The first time I fed her was a high. That was the first time I felt able to care for her and add something.
And, to be honest, the next high was from week five onwards. Since then every day has brought something new. Like, just now, she was on my lap and I was chatting rugby to her and she was smiling the whole time. And a few weeks ago, she was holding her own weight for the first time on the table in the cafe.
Also, I love that she gives love not only to you and I but to everyone she meets. I hope we’re embracing that by being generous with how much we share her.
On the flip side, what have been any lows?
Weeks two to five were tough. I romanticise things in my head. I thought from day one I would be engaged with her and she’d be Daddy’s girl and the family would be complete. I’d built it up, but the first few weeks she’s just a baby: eating, sleeping, pooing. She’s not developed enough at that time to engage. It was an anticlimax and then I felt frustrated. I know I lashed out a bit at you. It was only when we had a really open conversation together and shared that it’s ok to feel that way that it got better and better.
Weirdly, times when she cries aren’t lows for me. When I’m walking around the room carrying her, I love it. It’s defining for me.
Lack of sleep occasionally, but you let me sleep through the night mainly.
A couple of times you’ve really needed my help. It’s not nice to see you at the point where you’ve had so little sleep that you need a break but it’s good that I can help: Daddy cavalry as we say.
There’s no regrets. I’ve never thought it’s unmanageable. But it’s been a massive learning experience.
Has anything been totally different to how you imagined it?
I didn’t think I’d be so ‘family’ orientated in terms of my extended family – our parents, siblings and their families. Living abroad we dip in and out of family. But, since having her, I think more and more about families. I didn’t predict that. I want to be less independent and much more part of an extended family.
How is the experience of being an expat parent – in terms of the Netherlands and being away from family and friends?
There’s not many differences (I think) in terms of services like healthcare, registering births, check-ups etc.
Being an expat parent, we don’t have family to babysit for us or give us an hour of two break. Neither of us would trust someone else looking after her while our baby is so young.
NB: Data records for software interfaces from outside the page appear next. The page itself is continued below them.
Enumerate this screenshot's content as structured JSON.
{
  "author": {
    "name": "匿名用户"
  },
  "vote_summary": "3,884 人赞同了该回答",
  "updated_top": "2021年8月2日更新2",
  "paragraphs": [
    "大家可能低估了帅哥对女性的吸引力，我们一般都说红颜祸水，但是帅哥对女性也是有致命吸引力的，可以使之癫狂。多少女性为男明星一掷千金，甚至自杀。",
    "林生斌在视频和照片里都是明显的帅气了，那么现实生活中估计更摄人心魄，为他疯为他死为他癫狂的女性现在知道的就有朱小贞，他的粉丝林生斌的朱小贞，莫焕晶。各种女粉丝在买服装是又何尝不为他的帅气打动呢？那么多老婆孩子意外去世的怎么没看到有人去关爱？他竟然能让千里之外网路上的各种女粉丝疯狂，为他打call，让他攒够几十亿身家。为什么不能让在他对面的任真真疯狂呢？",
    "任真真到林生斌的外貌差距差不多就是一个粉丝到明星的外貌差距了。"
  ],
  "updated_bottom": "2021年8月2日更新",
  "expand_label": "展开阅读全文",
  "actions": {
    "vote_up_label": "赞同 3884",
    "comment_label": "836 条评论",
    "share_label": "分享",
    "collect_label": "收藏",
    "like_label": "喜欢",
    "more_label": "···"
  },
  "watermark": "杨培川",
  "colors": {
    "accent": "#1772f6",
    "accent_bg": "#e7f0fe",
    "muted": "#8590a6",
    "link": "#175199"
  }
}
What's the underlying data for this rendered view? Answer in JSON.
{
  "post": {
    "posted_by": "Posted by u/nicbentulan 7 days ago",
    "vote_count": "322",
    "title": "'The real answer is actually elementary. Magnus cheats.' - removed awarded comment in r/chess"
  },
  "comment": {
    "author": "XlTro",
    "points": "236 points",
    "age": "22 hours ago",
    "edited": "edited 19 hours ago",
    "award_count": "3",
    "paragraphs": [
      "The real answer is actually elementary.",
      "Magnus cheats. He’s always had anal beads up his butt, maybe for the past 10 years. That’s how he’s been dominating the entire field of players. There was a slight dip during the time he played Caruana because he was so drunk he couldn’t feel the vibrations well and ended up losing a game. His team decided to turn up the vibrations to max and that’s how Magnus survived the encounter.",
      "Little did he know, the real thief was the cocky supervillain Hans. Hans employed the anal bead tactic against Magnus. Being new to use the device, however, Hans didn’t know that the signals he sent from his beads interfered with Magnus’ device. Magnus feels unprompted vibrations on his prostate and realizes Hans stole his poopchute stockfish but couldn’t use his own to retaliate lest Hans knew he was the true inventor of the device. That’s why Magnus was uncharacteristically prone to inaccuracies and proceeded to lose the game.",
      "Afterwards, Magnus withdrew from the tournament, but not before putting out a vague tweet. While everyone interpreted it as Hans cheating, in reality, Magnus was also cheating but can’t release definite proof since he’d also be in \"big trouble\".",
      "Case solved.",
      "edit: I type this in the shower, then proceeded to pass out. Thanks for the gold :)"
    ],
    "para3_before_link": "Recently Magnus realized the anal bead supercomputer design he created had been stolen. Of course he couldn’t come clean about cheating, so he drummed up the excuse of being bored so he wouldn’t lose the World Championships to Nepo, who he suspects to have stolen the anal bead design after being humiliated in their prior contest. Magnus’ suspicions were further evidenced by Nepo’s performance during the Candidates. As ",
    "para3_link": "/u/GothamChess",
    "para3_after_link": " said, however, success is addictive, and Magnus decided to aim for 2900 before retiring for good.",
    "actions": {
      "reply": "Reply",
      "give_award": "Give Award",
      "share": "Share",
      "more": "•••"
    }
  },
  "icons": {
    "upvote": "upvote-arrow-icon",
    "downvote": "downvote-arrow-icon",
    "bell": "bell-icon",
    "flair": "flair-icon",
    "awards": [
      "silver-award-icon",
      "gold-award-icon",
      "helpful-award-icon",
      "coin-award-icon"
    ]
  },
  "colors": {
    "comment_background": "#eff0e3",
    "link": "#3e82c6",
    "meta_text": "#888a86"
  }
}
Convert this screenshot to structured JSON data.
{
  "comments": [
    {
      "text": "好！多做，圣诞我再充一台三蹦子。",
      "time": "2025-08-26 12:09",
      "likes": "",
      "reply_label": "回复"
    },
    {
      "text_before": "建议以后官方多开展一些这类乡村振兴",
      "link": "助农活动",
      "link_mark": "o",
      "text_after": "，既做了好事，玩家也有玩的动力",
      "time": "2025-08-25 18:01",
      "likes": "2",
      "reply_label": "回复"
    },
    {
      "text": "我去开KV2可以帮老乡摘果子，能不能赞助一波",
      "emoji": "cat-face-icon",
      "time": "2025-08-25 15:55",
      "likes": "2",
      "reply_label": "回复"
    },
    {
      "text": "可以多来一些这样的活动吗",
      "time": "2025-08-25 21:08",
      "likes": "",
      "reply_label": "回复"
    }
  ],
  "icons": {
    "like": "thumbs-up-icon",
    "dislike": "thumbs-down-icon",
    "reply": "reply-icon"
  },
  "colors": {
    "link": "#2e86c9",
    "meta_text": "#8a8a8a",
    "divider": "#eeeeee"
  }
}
It’s probably been 10-20% more intense than if we’d been at home.
Living in Amsterdam vs. living in the UK, I know friends there are constantly in the car, doing more ‘to and fro’. In Amsterdam we do everything as a family and have everything on our doorstep. It makes life easy.
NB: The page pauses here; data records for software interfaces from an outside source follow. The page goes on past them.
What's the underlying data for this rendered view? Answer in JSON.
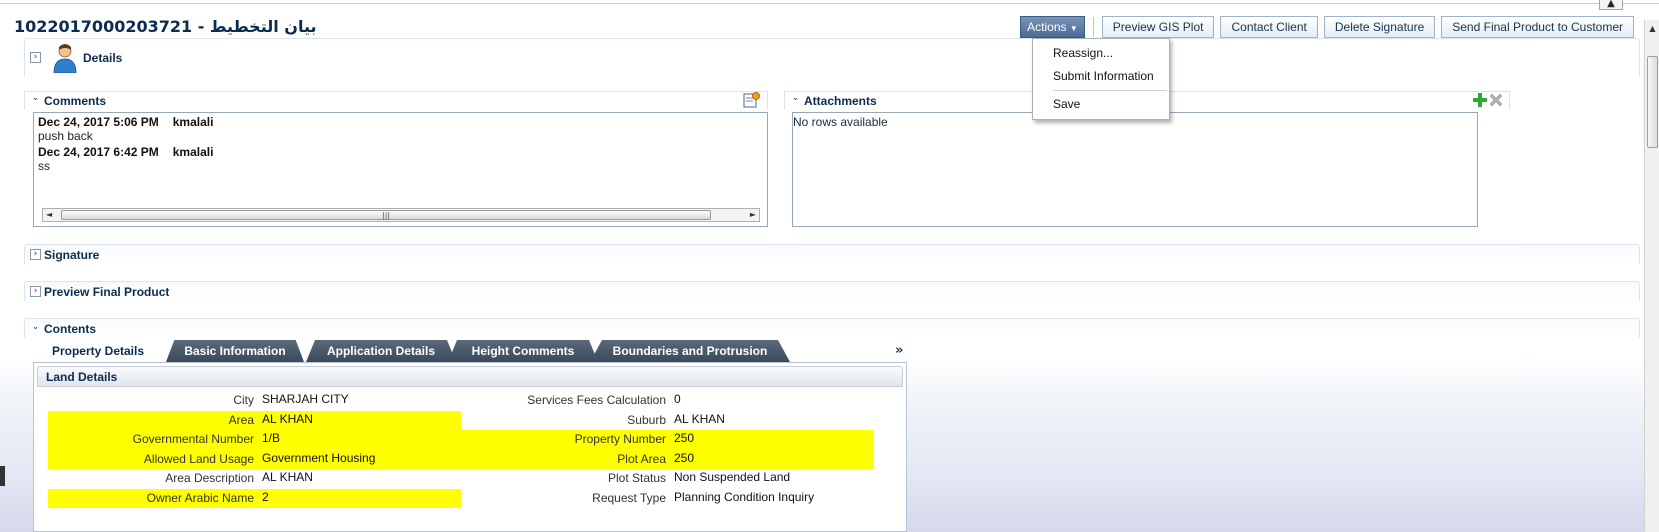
{
  "title": "1022017000203721 - بيان التخطيط",
  "toolbar": {
    "actions_label": "Actions",
    "buttons": [
      "Preview GIS Plot",
      "Contact Client",
      "Delete Signature",
      "Send Final Product to Customer"
    ]
  },
  "actions_menu": {
    "items": [
      "Reassign...",
      "Submit Information",
      "Save"
    ]
  },
  "sections": {
    "details": "Details",
    "comments": "Comments",
    "attachments": "Attachments",
    "signature": "Signature",
    "preview_final_product": "Preview Final Product",
    "contents": "Contents"
  },
  "comments": [
    {
      "date": "Dec 24, 2017 5:06 PM",
      "user": "kmalali",
      "text": "push back"
    },
    {
      "date": "Dec 24, 2017 6:42 PM",
      "user": "kmalali",
      "text": "ss"
    }
  ],
  "attachments": {
    "empty_text": "No rows available"
  },
  "tabs": [
    "Property Details",
    "Basic Information",
    "Application Details",
    "Height Comments",
    "Boundaries and Protrusion"
  ],
  "tabs_overflow": "»",
  "land_details": {
    "title": "Land Details",
    "left": [
      {
        "label": "City",
        "value": "SHARJAH CITY",
        "highlight": false
      },
      {
        "label": "Area",
        "value": "AL KHAN",
        "highlight": true
      },
      {
        "label": "Governmental Number",
        "value": "1/B",
        "highlight": true
      },
      {
        "label": "Allowed Land Usage",
        "value": "Government Housing",
        "highlight": true
      },
      {
        "label": "Area Description",
        "value": "AL KHAN",
        "highlight": false
      },
      {
        "label": "Owner Arabic Name",
        "value": "2",
        "highlight": true
      }
    ],
    "right": [
      {
        "label": "Services Fees Calculation",
        "value": "0",
        "highlight": false
      },
      {
        "label": "Suburb",
        "value": "AL KHAN",
        "highlight": false
      },
      {
        "label": "Property Number",
        "value": "250",
        "highlight": true
      },
      {
        "label": "Plot Area",
        "value": "250",
        "highlight": true
      },
      {
        "label": "Plot Status",
        "value": "Non Suspended Land",
        "highlight": false
      },
      {
        "label": "Request Type",
        "value": "Planning Condition Inquiry",
        "highlight": false
      }
    ]
  },
  "colors": {
    "highlight": "#ffff00",
    "accent": "#0b2c4f",
    "actions_button": "#4b6b95"
  }
}
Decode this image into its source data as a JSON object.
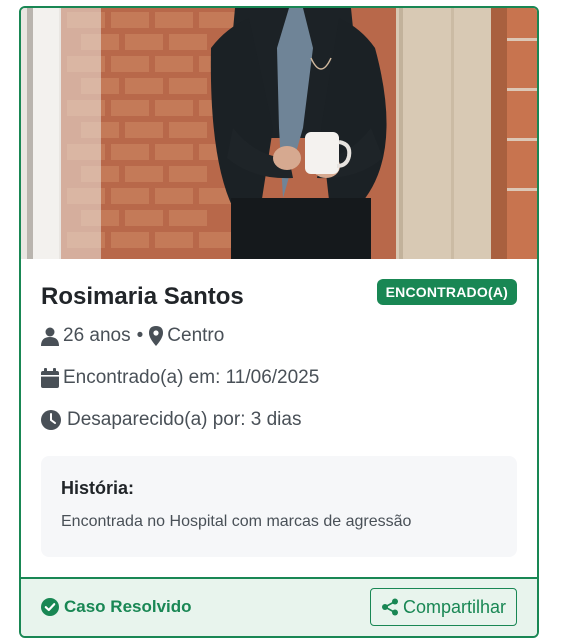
{
  "card": {
    "name": "Rosimaria Santos",
    "status_badge": "ENCONTRADO(A)",
    "age": "26 anos",
    "location": "Centro",
    "found_date": "Encontrado(a) em: 11/06/2025",
    "missing_duration": "Desaparecido(a) por: 3 dias",
    "story": {
      "title": "História:",
      "text": "Encontrada no Hospital com marcas de agressão"
    },
    "footer": {
      "resolved_label": "Caso Resolvido",
      "share_label": "Compartilhar"
    }
  },
  "colors": {
    "accent": "#198754",
    "footer_bg": "#e8f4ed",
    "story_bg": "#f6f7f9"
  },
  "icons": [
    "user-icon",
    "map-pin-icon",
    "calendar-icon",
    "clock-icon",
    "check-circle-icon",
    "share-icon"
  ]
}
And, finally, do you have any words of wisdom for other Dads-to-be?
Looking back, I try to remember things as they are and not romanticise. Things have sometimes been hard. But reflection also makes me realise how many special moments we’ve had. This is a little person who’s only just learning to engage.
An important piece of advice I was given: don’t keep wishing for the future, just enjoy the now. People say “it’s great when they’re one …” etc. But actually it’s going to be great every day. I tend to think forwards too much. I’m glad I’m concentrating more on each day. I’ve got some way to go, but I’m trying to be ‘relaxed, chilled Dad’!
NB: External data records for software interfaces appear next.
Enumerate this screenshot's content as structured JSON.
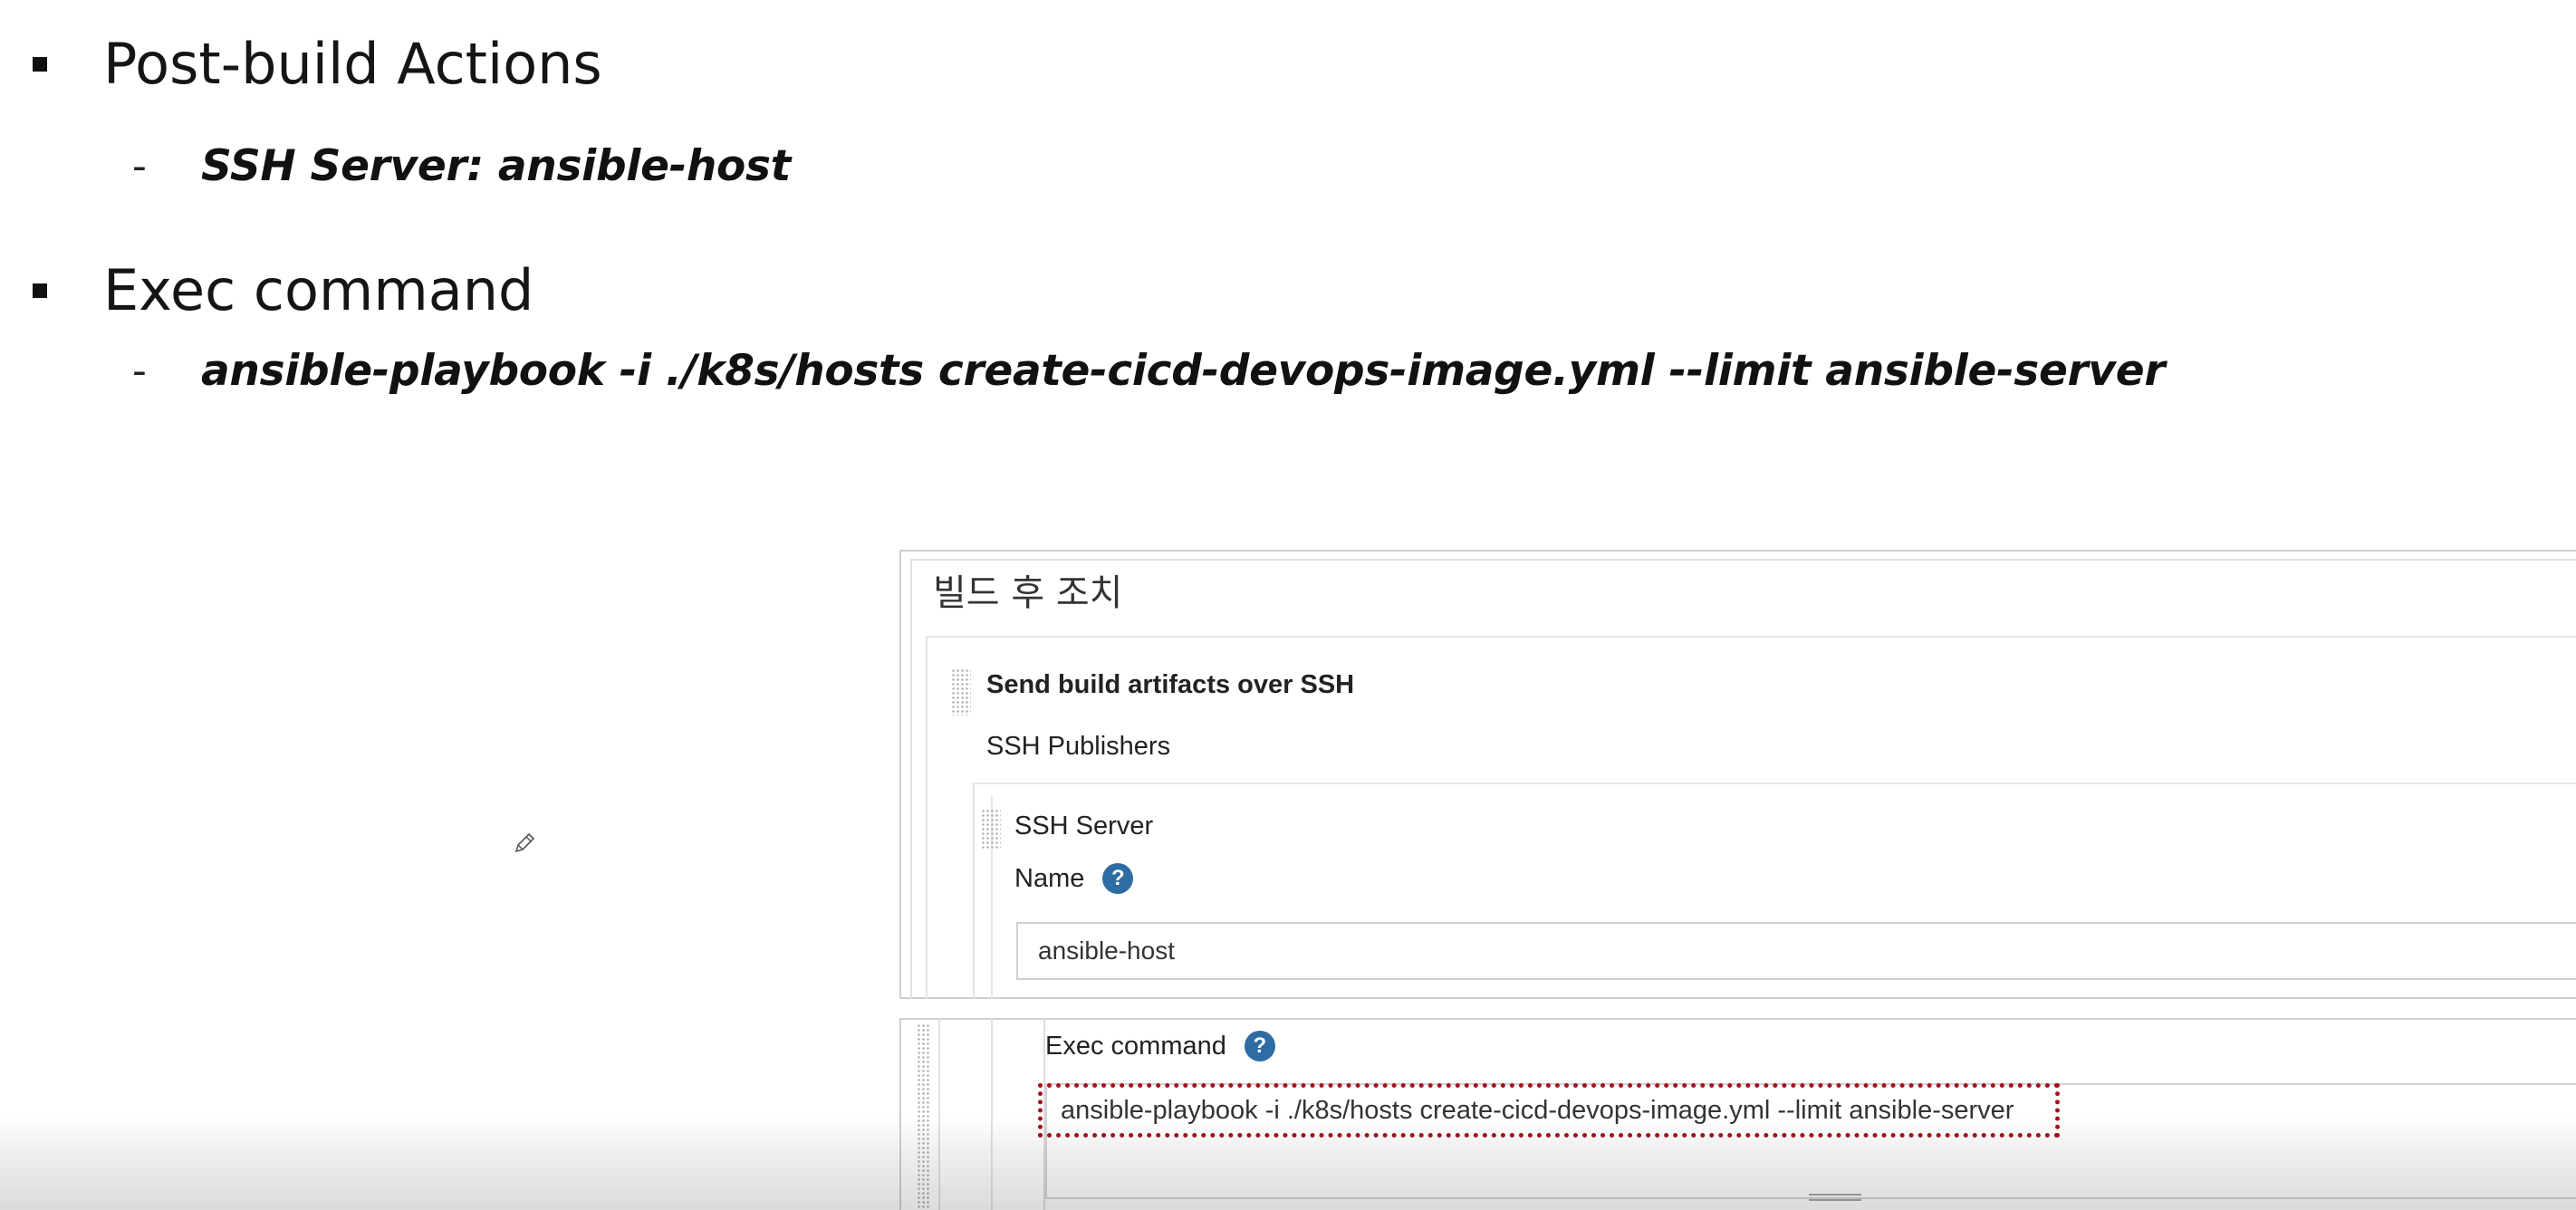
{
  "slide": {
    "bullets": [
      {
        "text": "Post-build Actions",
        "sub": "SSH Server: ansible-host"
      },
      {
        "text": "Exec command",
        "sub": "ansible-playbook -i ./k8s/hosts create-cicd-devops-image.yml --limit ansible-server"
      }
    ],
    "dash": "-"
  },
  "jenkins": {
    "section_title": "빌드 후 조치",
    "step_title": "Send build artifacts over SSH",
    "publishers_label": "SSH Publishers",
    "server_label": "SSH Server",
    "name_label": "Name",
    "name_value": "ansible-host",
    "exec_label": "Exec command",
    "exec_value": "ansible-playbook -i ./k8s/hosts create-cicd-devops-image.yml --limit ansible-server",
    "help_glyph": "?",
    "help_icon_color": "#2e6ca4",
    "highlight_color": "#a3121c"
  }
}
As a new parent lots of people give you advice. You think “yea, whatever” at the time. You don’t believe it – or you think you’ll be different. But you won’t! People aren’t trying to tell you how to raise your child they’re just trying to be helpful – so do absorb the advice even if you don’t use it. I’m guilty of getting short with people offering advice. But they’re just trying to be helpful based on their experience.
Also, if you snap at your partner, as the Dad it’s more important than ever that you admit if you’re wrong, take deep breaths and not let it get bigger. There’s 100 reasons you might be short with each other – sleep deprivation being a huge one – but you have to not turn it into a big argument.
Finally. If you say you’re going to be home at 7p.m. then 10 minutes late is too late! If your partner’s counting down the clock holding a crying baby, it’s unfair on them and the baby to be late.